Speaking to BBC Sport following her call-up, the 21-year-old said: “I have no depth perception, so I can’t judge distances – so being a goalkeeper doesn’t really make a lot of sense.
“I wasn’t supposed to play and I wasn’t allowed to do certain jobs. Finding that out made me more determined to get to the highest level possible. It was always my passion to do sport and it was my dream.”
The young shot-stopper, who joined Aston Villa from rivals Birmingham City in the summer, along with boss Carla Ward, spent five years with the Blues. Before that, she had spent five years of her youth in Spain and was scouted by Villarreal, initially as a forward. She returned to England in 2010 and joined the Stoke City Centre of Excellence and it was then in 2016 when she was brought to the Blues by Manchester United boss Marc Skinner who at the time was Academy Director before later becoming the club’s first team manager. It was Skinner who introduced her to senior football when he selected her for a League Cup game against Doncaster Belles in November 2017 when she was just 16 years old. Hampton grasped her opportunity with both hands and following a string of fine performances, she was handed her first professional contract a month later.
Hampton then solidified her position in the first team when one of the finest keepers in the world, Ann-Katrin Berger joined Chelsea and her career has been on an upward trajectory ever since. In her final two seasons in the blue half of Birmingham, she played 34 out of 35 Women’s Super League games, keeping six clean sheets, along with an impressive save percentage of 66.5% - astonishing considering the disadvantage she has to her opposite number in each game. Her ability has carried her so far but it is also her will and determination to prove people wrong that has made up the rest of her inspirational journey so far – and that is why when Ward made the cross city divide in the summer, Hampton was one of her first recruits at Villa, showing how much faith she has in the youngster.
Her story is what makes her a great role model to young people who are told that they can’t do something and Hampton has fully embraced being someone to look up to.
She said: “I’ve always told the younger generation that if you can’t follow your own dreams, what are you going to do in life? You’ve got to follow your dreams and, sat here right now, I can say that I’ve done that.”
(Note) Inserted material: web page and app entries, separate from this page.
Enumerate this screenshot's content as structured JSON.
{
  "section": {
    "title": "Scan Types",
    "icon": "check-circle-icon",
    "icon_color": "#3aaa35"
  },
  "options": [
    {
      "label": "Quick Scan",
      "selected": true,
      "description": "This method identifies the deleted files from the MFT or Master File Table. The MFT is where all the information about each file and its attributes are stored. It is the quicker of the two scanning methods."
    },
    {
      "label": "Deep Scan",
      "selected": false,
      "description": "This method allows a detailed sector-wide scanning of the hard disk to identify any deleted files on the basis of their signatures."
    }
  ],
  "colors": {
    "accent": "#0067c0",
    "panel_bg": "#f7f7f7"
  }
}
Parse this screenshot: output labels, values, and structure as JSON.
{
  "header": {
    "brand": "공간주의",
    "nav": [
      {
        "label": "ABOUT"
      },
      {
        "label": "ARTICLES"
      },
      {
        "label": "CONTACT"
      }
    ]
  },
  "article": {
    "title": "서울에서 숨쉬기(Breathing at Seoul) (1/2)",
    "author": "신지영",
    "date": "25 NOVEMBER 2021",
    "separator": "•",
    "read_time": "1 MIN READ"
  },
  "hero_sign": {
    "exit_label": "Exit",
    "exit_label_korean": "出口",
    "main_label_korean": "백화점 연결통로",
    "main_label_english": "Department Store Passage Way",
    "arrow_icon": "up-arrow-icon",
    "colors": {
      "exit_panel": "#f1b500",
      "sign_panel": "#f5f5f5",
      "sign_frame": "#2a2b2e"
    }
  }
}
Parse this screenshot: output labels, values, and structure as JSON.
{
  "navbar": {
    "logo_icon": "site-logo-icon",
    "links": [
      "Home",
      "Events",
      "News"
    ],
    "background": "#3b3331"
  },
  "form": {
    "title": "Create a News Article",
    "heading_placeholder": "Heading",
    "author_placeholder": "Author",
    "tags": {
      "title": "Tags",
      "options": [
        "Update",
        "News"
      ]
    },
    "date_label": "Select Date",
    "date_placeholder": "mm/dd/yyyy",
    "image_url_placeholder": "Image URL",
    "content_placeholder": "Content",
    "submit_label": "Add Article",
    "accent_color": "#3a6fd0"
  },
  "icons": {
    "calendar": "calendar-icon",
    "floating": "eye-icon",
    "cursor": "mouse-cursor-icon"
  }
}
There is the chance of further surgery on the cards, but with her thriving in the WSL and fighting for the England number one jersey, she doesn’t see it as needed. And of course, she is no stranger to the England set-up. She has represented her country previously at under-15, under-16, under-17, under-18, under-19 and under-21 level. So understandably she has always stood out in the England camp and why her senior call-up was fully warranted.
With the new Lionesses recruit being just 21 years of age, she is likely to make an exciting international career for herself in the many years to come, and it would be fantastic for the ink to hit the page of her first England chapter if she were to collect her first cap against Latvia on Tuesday evening.